xc_output_length(functional, order)

Return the number of output coefficients computed by xc_eval() if functional is evaluate up to order. Note that all derivatives up to order are calculated, not only those of the particular order.

xc_regularize_density(functional, density)

Modify density in-place so that functional can be evaluated without infinities or floating point errors. This mainly involves making sure that the density is physical and nonzero. In cases where the derivatives should be infinite they will instead be very large, but otherwise the effect on the output should be minimal.

C xc_eval(functional, order, density,result)

C Vector version xc_eval_vec(functional, order, nr_points, density, density_pitch, result, result_pitch)

Fortran xc_eval(functional, order, nr_points, densities, results)

Evaluate the previously defined functional at nr_points different points, with derivatives up to order. The input array density contains nr_points*N density values, where N is the value returned by xc_input_length(). Similarly for the output array result. The input and output arrays have the values for each point packed together. The output values are stored in graded lexicographical order. For an LDA functional with alpha/beta variables we would therefore have the order E Ea Eb Eaa Eab Ebb Eaaa Eaab Eabb Ebbb ...
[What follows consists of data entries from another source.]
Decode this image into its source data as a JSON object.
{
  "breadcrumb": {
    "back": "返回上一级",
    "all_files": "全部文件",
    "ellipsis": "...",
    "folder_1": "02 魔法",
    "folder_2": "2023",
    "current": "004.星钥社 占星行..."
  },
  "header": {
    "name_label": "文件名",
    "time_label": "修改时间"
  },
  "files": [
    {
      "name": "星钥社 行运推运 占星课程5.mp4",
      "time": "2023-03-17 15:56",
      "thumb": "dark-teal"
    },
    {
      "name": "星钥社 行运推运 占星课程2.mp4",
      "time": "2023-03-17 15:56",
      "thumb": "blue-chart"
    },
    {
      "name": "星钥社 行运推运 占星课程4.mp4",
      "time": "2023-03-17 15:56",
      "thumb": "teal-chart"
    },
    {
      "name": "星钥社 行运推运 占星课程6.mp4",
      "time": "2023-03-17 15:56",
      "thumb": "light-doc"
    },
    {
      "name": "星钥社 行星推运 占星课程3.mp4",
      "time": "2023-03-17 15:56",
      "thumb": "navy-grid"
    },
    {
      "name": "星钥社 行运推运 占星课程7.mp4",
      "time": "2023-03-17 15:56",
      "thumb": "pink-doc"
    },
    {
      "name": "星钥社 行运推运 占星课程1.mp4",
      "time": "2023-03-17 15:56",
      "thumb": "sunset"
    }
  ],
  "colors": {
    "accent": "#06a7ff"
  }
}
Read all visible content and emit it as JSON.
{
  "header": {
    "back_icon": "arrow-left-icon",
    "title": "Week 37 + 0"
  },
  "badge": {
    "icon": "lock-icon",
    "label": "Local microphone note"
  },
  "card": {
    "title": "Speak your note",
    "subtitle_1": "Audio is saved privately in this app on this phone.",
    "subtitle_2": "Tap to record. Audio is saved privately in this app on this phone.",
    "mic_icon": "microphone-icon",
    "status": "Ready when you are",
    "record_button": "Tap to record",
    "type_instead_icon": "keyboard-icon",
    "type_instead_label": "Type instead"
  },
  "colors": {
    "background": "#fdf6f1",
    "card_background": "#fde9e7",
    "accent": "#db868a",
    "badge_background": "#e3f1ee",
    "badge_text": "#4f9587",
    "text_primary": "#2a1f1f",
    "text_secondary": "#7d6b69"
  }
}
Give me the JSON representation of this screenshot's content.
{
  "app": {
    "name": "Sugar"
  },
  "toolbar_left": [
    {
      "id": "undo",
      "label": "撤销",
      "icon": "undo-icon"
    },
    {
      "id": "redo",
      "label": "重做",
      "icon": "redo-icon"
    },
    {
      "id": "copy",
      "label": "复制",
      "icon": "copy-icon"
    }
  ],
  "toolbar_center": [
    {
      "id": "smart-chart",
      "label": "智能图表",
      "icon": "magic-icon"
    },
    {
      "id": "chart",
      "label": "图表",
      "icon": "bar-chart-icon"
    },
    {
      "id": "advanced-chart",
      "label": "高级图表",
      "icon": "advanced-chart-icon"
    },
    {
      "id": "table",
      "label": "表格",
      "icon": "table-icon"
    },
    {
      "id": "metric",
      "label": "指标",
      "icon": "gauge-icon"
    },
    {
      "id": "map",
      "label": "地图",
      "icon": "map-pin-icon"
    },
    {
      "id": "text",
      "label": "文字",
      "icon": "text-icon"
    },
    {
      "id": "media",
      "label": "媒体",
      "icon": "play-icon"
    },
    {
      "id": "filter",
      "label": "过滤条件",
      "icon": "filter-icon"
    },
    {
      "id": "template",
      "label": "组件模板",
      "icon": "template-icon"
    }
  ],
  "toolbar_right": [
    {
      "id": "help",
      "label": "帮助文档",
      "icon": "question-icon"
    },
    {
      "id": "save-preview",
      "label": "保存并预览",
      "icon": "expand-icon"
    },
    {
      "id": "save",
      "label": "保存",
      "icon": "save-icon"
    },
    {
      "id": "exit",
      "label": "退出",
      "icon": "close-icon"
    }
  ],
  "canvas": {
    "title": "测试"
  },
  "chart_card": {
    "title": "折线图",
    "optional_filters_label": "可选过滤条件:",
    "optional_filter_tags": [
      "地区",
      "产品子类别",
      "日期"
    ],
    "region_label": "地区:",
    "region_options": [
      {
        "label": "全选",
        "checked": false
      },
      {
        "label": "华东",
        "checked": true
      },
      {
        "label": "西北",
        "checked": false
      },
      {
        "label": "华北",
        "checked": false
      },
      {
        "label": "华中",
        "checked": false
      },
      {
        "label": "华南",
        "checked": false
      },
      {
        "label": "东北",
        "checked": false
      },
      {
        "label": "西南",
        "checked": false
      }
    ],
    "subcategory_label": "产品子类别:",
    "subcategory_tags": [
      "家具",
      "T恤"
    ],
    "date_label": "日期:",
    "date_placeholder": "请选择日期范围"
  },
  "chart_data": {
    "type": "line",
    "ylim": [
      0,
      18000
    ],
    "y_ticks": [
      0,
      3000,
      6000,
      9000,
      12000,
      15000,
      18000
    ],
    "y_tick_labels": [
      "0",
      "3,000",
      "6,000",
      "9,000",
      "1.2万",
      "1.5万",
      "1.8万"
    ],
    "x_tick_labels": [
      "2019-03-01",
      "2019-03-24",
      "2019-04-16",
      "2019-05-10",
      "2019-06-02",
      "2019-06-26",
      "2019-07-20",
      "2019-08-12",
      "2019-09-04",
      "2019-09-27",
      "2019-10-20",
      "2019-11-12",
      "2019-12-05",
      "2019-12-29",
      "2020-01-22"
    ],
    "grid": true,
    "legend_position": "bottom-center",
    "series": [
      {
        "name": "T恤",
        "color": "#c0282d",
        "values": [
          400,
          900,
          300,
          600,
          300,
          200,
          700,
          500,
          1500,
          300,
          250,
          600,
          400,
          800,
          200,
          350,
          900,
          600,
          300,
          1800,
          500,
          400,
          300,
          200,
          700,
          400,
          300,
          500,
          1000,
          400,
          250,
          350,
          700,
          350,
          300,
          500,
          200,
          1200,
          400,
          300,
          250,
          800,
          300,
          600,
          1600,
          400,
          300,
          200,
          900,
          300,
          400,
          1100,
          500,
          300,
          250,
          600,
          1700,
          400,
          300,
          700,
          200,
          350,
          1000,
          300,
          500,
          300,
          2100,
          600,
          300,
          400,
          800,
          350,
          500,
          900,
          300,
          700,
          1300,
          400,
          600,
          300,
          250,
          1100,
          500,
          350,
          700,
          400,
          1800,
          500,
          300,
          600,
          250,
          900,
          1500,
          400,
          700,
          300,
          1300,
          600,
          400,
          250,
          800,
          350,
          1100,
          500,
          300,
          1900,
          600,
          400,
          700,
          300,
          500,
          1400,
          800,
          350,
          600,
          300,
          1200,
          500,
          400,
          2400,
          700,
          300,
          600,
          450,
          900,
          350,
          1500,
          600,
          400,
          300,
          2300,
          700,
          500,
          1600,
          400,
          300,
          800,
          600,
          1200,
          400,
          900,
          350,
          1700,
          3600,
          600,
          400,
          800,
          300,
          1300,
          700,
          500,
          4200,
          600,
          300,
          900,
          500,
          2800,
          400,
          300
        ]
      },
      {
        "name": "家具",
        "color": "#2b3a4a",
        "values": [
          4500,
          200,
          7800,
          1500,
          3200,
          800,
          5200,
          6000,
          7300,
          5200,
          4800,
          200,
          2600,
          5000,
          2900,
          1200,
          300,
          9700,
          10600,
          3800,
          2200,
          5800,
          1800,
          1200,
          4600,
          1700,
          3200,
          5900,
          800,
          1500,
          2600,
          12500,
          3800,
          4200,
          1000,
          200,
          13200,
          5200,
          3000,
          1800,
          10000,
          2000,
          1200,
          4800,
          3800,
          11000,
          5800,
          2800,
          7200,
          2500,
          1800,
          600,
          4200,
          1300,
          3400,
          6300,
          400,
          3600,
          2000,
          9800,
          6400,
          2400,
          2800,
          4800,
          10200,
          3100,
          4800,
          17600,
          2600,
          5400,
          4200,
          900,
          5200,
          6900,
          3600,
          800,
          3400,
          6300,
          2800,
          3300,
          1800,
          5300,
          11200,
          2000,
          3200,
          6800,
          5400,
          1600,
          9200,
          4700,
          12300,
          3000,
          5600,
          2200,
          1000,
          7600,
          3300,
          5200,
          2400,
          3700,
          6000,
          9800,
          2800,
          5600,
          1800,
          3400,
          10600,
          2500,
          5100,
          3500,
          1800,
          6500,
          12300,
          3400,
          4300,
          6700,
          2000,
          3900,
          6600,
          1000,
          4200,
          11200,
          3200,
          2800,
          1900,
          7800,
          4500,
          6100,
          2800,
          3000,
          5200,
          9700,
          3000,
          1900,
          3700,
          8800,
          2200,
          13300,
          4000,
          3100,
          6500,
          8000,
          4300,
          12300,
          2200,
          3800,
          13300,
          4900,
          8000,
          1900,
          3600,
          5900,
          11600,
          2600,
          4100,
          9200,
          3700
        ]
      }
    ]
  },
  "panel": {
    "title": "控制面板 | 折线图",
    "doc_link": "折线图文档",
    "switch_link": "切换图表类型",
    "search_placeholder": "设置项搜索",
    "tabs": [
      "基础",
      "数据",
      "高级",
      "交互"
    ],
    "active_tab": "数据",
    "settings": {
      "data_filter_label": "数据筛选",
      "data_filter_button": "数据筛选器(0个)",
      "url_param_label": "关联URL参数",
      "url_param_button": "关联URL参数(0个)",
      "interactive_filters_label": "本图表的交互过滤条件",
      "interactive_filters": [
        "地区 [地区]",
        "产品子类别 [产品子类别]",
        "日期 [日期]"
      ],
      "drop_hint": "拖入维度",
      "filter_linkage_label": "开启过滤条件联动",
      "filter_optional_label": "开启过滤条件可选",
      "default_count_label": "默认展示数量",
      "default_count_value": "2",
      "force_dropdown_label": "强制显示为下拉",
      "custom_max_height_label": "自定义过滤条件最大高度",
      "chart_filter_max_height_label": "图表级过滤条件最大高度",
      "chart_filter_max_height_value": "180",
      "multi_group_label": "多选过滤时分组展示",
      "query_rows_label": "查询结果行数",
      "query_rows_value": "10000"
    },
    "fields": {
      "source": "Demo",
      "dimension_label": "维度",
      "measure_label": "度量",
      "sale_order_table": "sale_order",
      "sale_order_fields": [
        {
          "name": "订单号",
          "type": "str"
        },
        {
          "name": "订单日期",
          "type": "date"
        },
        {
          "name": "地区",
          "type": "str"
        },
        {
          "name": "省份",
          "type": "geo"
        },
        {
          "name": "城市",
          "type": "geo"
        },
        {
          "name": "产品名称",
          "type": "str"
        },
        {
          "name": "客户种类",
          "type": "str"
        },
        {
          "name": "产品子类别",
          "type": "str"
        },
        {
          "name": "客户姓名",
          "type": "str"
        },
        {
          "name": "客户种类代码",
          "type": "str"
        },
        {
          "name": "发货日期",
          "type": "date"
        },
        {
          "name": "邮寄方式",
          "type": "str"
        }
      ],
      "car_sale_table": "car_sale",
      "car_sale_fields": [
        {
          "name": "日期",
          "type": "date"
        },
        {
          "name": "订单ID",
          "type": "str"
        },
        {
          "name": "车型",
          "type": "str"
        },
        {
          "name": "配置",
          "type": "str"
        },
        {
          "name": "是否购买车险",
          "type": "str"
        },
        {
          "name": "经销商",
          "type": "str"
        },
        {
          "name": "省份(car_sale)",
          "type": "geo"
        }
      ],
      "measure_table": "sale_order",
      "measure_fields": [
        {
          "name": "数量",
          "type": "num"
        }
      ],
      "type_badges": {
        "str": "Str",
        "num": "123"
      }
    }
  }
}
The C vector version accepts two 'pitch' arguments, which is the distance in memory between the first elements of each point in the input and output arrays.

The Fortran always works on an array of points, and automatically determines the pitch values. Note that the input numbers for each point must be consecutive in memory (stride must be one).

xc_potential(functional, density, energy, potential)

Compute the XC energy and potential (potential[0] is alpha and potential[1] is beta) at a single point. For LDA this is simply vαxc = dE/dnα and for GGA the expression is vαxc = dE/dnα - ∇·dE/d∇nα. The latter case thus needs the evaluation of the second derivatives of the functional. In the case of GGA the values of the density laplacians should be given at the end of the density array, giving at total of seven numbers in the XC_VARS_AB case (which is the only one supported at the moment).

This function has to be called one point at a time.

MetaGGA's are not supported at the moment, although this is in principle possible to implement for functionals that depend on the density laplacian (but not on the kinetic energy density).

xc_derivative_index(functional, derivative)

Given an integer array of "exponents" this function returns the index into the output array of xc_eval where the corresponding derivative is located. Note that this position depends on the functional type and mode. Alternatively you can, for low orders, use the predefined constants of the form XC_D01000 (which corresponds to the first derivative with respect to the second variable, for setups with five variables). To use these predefined constants you must therefore know the type of your functional beforehand. For LDA in a two variable mode the corresponding constant would be XC_D01, but this is a different index from XC_D01000.

Compile Time Options

The file src/config.h contains a number of compile time options. These are
  • XC_MAX_ORDER Define this to the highest order of derivatives that the library should support. Too high values make the library huge in size.
  • XC_NO_REGULARIZATION Define this to turn off regularization of the input densities in xc_eval(). If you use this option and feed the library unphysical densities it can and will stop or crash. Use mainly to investigate numerical behaviour near singular points.
  • XC_NO_SCHWARZ_REGULARIZATION Do not strictly enforce the Schwarz inequality for the gradient norms. This inequality can be violated without encountering any problems for most functionals, and it's suggested that this option is kept active (i.e. the regularization is turned off).
  • XCFUN_IN_DEVELOPMENT Enable code that is still "in development". This code is probably marked "in development" for a reason, and may contain bugs.
  • XCFUN_REF_PW92C Use the truncated valued from the reference implementation for some exact constants in the PW92C correlation functional. This can help getting an exact agreement with other implementations. Functionals that use PW92C (i.e. PBEC) are also affected by this options.